— WHAT TO DO —
The copy you give must match the listing below exactly and contain no pictures.

— EXERCISE DATA —
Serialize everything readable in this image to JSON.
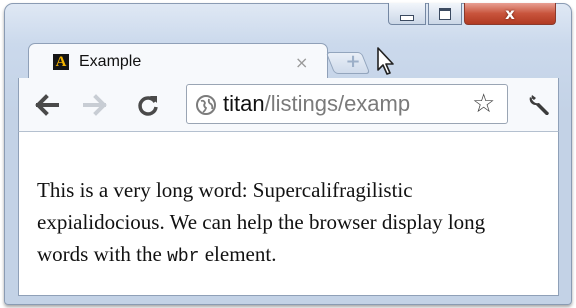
{
  "window": {
    "close_label": "x"
  },
  "tab": {
    "favicon_letter": "A",
    "title": "Example",
    "close_label": "×",
    "new_tab_label": "+"
  },
  "toolbar": {
    "back_icon": "back-arrow-icon",
    "forward_icon": "forward-arrow-icon",
    "reload_icon": "reload-icon",
    "star_label": "☆",
    "url_host": "titan",
    "url_path": "/listings/examp"
  },
  "content": {
    "text_before": "This is a very long word: Supercalifragilistic expialidocious. We can help the browser display long words with the ",
    "code": "wbr",
    "text_after": " element."
  }
}
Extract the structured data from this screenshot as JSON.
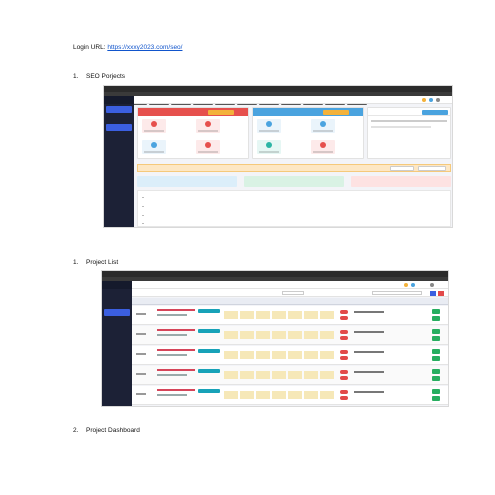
{
  "document": {
    "login": {
      "label": "Login URL: ",
      "url": "https://xxxy2023.com/seo/"
    },
    "sections": [
      {
        "number": "1.",
        "title": "SEO Porjects"
      },
      {
        "number": "1.",
        "title": "Project List"
      },
      {
        "number": "2.",
        "title": "Project Dashboard"
      }
    ]
  },
  "colors": {
    "link": "#1155cc",
    "sidebar": "#1c2136",
    "accent_blue": "#3b5fe0",
    "orange": "#f3b23b",
    "red": "#e6504d",
    "green": "#27ae60"
  }
}
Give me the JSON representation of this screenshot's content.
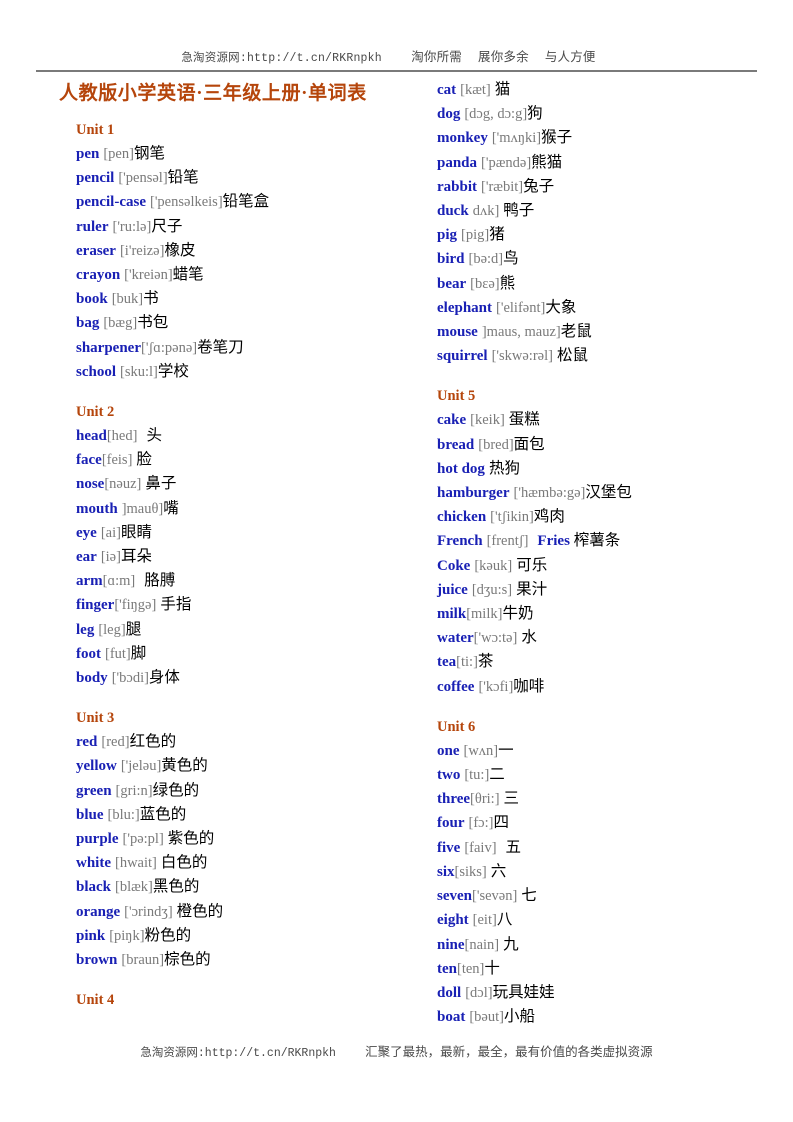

— RESULT —
Serialize everything readable in this image to JSON.
{
  "window": {
    "close_label": "x"
  },
  "tab": {
    "favicon_letter": "A",
    "title": "Example",
    "close_label": "×",
    "new_tab_label": "+"
  },
  "toolbar": {
    "back_icon": "back-arrow-icon",
    "forward_icon": "forward-arrow-icon",
    "reload_icon": "reload-icon",
    "star_label": "☆",
    "url_host": "titan",
    "url_path": "/listings/examp"
  },
  "content": {
    "text_before": "This is a very long word: Supercalifragilistic expialidocious. We can help the browser display long words with the ",
    "code": "wbr",
    "text_after": " element."
  }
}
Extract the structured data from this screenshot as JSON.
{
  "document": {
    "login": {
      "label": "Login URL: ",
      "url": "https://xxxy2023.com/seo/"
    },
    "sections": [
      {
        "number": "1.",
        "title": "SEO Porjects"
      },
      {
        "number": "1.",
        "title": "Project List"
      },
      {
        "number": "2.",
        "title": "Project Dashboard"
      }
    ]
  },
  "colors": {
    "link": "#1155cc",
    "sidebar": "#1c2136",
    "accent_blue": "#3b5fe0",
    "orange": "#f3b23b",
    "red": "#e6504d",
    "green": "#27ae60"
  }
}
Give me the JSON representation of this screenshot's content.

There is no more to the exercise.